* Your instructions:
Wherever "theme" appears in the records below, copy the line that holds it.

[[ Information open ]]

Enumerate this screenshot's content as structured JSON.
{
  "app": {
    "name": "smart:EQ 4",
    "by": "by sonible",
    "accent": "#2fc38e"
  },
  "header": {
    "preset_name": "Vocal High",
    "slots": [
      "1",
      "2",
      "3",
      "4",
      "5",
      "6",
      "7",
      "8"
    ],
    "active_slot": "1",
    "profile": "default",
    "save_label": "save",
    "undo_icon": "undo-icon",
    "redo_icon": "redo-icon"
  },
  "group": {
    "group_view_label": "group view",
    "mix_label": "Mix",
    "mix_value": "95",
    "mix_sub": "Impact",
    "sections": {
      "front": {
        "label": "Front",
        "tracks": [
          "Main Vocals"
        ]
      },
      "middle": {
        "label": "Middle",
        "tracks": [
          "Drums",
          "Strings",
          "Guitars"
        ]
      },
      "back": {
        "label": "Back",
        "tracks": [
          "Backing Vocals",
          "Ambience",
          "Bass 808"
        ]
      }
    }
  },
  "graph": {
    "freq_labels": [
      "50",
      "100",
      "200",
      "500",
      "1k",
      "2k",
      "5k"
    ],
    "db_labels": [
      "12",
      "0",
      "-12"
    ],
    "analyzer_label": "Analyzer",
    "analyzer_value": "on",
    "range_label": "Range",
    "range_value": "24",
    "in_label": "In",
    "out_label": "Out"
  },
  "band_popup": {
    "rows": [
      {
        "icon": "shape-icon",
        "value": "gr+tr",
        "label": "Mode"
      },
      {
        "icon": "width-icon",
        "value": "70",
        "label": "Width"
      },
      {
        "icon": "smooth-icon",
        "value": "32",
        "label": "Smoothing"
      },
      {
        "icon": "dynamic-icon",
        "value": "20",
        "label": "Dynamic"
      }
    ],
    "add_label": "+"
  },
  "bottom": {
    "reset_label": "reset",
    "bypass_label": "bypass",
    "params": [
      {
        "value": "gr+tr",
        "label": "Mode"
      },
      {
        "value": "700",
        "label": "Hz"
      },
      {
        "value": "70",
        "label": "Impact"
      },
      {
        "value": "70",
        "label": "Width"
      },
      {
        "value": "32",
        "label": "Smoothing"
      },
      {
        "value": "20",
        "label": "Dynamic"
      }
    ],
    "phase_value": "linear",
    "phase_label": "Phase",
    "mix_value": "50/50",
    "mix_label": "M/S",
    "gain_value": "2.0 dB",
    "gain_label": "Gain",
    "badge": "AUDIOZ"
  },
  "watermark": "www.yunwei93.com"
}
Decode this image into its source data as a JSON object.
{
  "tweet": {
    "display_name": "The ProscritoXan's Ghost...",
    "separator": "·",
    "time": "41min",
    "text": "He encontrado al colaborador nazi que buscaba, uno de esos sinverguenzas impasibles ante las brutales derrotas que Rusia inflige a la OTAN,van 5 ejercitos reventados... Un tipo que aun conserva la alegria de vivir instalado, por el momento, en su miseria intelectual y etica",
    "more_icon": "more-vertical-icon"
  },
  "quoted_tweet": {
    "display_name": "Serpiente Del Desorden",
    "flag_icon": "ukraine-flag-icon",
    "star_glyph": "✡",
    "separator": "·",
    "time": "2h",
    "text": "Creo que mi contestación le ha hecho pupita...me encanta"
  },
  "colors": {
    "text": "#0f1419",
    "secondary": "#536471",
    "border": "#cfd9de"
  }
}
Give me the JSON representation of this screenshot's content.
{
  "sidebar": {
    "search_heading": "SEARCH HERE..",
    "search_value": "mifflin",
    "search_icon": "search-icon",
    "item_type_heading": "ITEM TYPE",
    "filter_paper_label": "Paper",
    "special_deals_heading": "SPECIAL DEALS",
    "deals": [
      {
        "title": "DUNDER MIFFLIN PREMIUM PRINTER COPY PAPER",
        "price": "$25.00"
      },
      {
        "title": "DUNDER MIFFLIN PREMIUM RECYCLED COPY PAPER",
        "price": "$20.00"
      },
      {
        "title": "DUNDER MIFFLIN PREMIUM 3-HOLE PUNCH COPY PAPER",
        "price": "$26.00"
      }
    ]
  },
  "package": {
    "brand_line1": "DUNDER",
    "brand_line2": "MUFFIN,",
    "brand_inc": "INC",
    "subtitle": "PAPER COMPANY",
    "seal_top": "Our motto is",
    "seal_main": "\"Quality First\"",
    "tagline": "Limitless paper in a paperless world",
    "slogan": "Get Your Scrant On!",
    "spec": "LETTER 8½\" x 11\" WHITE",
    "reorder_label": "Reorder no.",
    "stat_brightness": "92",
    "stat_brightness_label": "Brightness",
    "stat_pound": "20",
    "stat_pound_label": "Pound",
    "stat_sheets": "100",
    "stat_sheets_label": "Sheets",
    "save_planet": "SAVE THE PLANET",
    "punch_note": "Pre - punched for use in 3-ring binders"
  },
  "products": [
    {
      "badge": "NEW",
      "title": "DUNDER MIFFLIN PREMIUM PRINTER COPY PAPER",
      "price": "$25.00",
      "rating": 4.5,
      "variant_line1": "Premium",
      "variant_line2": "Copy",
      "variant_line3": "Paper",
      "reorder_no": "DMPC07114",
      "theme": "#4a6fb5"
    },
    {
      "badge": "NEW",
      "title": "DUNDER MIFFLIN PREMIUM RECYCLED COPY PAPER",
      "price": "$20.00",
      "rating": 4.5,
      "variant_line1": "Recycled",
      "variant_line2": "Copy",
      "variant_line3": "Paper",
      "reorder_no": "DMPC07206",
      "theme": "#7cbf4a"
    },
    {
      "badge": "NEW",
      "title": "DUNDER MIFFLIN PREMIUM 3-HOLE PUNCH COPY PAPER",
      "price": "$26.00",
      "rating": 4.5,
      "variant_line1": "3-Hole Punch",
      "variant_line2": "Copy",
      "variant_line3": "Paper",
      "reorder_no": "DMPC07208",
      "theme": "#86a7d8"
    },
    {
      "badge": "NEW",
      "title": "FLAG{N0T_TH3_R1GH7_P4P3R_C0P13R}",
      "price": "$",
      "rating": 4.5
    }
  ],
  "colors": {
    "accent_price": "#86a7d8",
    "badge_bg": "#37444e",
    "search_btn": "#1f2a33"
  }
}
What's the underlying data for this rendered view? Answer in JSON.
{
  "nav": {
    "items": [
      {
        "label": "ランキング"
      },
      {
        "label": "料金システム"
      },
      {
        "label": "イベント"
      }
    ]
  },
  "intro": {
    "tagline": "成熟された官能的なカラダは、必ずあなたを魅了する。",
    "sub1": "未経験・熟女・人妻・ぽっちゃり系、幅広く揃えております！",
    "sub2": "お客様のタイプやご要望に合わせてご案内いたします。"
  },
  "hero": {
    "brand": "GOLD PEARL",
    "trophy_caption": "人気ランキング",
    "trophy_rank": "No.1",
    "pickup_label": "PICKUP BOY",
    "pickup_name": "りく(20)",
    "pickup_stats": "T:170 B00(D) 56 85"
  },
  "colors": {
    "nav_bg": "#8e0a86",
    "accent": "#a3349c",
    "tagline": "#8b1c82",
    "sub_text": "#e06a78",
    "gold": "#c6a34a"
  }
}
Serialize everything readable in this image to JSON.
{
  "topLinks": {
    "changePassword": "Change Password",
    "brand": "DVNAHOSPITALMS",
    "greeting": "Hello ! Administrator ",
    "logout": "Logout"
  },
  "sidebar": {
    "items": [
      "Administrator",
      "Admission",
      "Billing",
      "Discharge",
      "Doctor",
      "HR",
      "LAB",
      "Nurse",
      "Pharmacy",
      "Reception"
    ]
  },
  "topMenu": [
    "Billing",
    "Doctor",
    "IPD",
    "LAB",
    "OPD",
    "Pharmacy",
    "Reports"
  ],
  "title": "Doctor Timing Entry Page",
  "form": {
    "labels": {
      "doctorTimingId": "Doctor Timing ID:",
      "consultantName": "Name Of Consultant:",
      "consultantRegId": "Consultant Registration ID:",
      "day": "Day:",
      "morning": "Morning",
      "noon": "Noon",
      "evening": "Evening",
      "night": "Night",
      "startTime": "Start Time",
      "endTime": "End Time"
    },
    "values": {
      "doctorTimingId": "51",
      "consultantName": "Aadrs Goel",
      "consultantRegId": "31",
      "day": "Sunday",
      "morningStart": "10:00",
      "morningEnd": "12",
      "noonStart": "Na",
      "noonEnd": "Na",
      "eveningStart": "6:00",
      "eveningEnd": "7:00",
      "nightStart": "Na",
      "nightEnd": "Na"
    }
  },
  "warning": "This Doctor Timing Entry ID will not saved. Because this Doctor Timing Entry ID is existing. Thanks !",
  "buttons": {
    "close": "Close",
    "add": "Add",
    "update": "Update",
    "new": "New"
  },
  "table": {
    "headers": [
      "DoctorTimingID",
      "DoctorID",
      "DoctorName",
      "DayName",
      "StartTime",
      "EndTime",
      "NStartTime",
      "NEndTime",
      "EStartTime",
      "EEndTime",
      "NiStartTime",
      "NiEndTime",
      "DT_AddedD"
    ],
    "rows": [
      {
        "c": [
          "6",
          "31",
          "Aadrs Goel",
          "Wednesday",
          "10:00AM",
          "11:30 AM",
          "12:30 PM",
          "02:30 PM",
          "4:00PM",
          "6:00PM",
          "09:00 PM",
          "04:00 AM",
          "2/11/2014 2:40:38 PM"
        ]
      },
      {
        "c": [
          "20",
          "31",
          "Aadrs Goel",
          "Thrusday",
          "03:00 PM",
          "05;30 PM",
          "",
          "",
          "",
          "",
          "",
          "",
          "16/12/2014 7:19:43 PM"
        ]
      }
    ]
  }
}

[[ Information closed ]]

* Response below:
      "theme": "#4a6fb5"
      "theme": "#7cbf4a"
      "theme": "#86a7d8"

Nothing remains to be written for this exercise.